Grade 8 Huonville High School students have discovered that the vast majority of Tasmanians are willing to tackle the threat of climate change.
Greens Deputy Leader, Senator Christine Milne, today attended a launch of the student's findings sourced from a three year survey of Tasmanians and their thoughts about a changing climate.
The event, billed as the ‘G8 (grade 8) meeting that can make a difference', saw students, young climate activists and politicians coming together to envisage a cleaner, greener planet.
"This is a great day of sharing ideas, of working collaboratively towards answering that great question of how to stop catastrophic climate change, but more so, it's a day of hope."
"It's a perfect antidote to a parliament full of climate sceptics and big polluter bedfellows. It's through these brave young minds that the real sentiment of Tasmanians is laid bare for all to see."
"Huonville High's three year study shows a fantastic level of awareness and concern among Tasmanians. It shows an overwhelming number, 82 percent of respondents, agreeing that climate change is already a major threat to the way we live our lives."
"And perhaps most heartening of all, it shows a real willingness to make change. Despite acknowledging the financial costs of shifting to a more sustainable lifestyle, 69 percent of people asked said they are already taking up the challenge of cleaning up the planet. That's real progress, and a real lesson to those in government who choose to do little or nothing at all."
"Today's encouraging results do, however, reveal one concerning statistic. The Huonville students have found more people now believe that it's too hard to stop climate change.
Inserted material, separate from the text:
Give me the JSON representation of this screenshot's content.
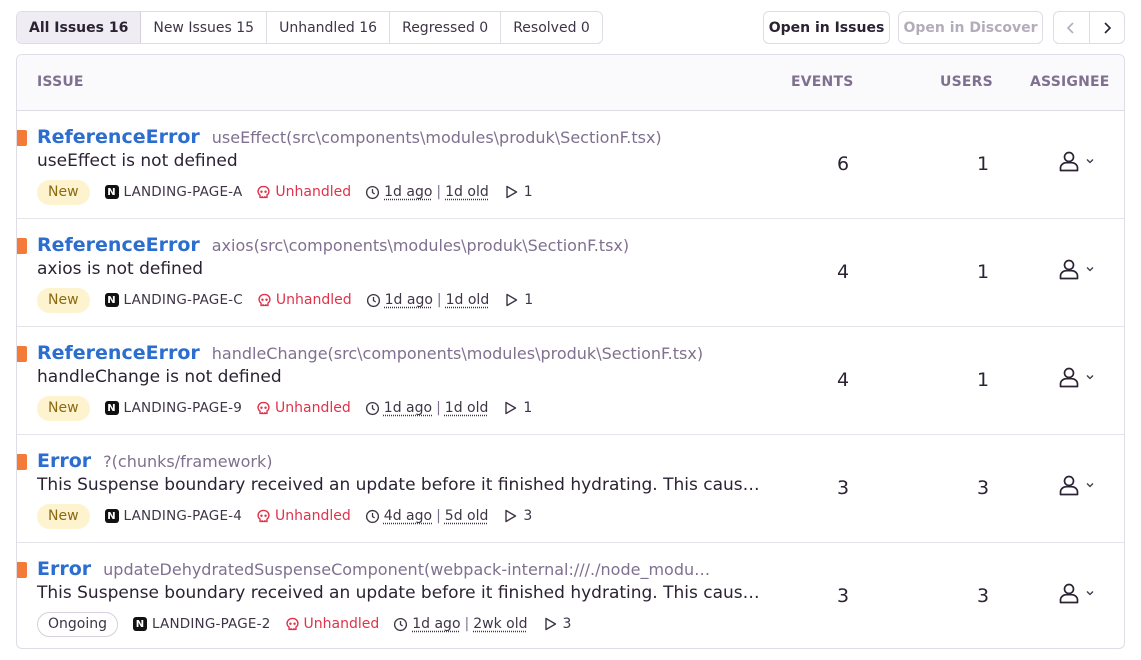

We must turn this around; defeatism must become activism."
Young climate activists from the Australian Youth Climate Coalition were also on hand to inspire the students with examples of what young, brave and willing minds can achieve.